There’s no wrong way to get into nursing. The Utica College accelerated nursing staff talk to prospective students every day about how they became interested in the field, and while some cite good pay or job flexibility as the main driver, for others it’s an emotional revelation more akin to “By George, I think I’ve got it!” (If you’re picturing a cartoon character with a light bulb over her head, you’re not alone!)
Here are three life-changing moments that inspire some of our students to make the leap into nursing:
1. Attending one meeting too many.
It can be hard to stay motivated in a culture of PowerPoint presentations, marathon meetings and cubicle confinement. And while all workplaces suffer from various degrees of office politics, unlike many desk jobs, the joy of nursing is often in the doing, whether it’s taking vitals, giving a bath or answering a patient’s questions. The mechanics of nursing aren’t always pleasant (see: emptying bed pans), but you’ll know with every bone in your body that what you’re doing means something to the patients and the healthcare teams you serve.
2. Being a caretaker.
The act of caring for a terminally ill parent, spouse or other family member can turn your world upside down in ways you don’t expect. Many of our students gained a new perspective on life after seeing how their actions helped another person live his final months with dignity. The process of becoming a nurse – taking prerequisites, juggling classes and commuting for clinicals – doesn’t seem impossible because you can see the end goal: making other people’s lives better.
3. Starting over.
It can be as traumatic as losing a job or as celebratory as your youngest child starting school. Whatever the case may be, we all reach a point where the shape of our life changes and we’re tasked with reinventing ourselves. In these instances, our students chose nursing as a way to give new meaning to their lives.

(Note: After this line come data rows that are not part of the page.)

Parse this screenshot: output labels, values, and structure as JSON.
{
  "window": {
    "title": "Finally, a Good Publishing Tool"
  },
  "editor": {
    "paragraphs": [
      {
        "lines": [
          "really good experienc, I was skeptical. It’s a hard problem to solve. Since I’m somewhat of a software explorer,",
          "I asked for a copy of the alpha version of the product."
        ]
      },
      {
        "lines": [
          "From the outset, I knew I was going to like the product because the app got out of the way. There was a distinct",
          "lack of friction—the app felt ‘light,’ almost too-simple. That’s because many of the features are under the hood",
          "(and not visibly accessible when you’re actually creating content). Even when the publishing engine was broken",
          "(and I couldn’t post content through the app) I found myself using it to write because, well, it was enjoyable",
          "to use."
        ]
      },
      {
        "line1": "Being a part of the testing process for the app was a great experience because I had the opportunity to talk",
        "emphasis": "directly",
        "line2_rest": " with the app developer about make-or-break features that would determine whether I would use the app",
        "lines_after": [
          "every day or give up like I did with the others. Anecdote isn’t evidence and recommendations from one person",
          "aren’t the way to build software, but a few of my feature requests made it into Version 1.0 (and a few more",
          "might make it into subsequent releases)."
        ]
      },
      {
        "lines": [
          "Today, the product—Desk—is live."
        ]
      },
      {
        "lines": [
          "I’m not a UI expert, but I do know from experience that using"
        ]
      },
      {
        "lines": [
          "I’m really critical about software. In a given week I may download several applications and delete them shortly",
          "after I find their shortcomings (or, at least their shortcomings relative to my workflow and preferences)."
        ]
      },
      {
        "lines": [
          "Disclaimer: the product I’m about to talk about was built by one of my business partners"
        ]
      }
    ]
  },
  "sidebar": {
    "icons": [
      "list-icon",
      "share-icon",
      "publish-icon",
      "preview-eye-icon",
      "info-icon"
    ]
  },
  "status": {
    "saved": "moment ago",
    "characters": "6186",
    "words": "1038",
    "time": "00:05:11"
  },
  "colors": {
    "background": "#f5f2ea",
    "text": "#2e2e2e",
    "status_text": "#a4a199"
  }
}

The great thing about nursing is that it can accommodate you at any point in your career. Whether you have 30 years left in the workforce or five, there’s a place for you in health care as a nurse.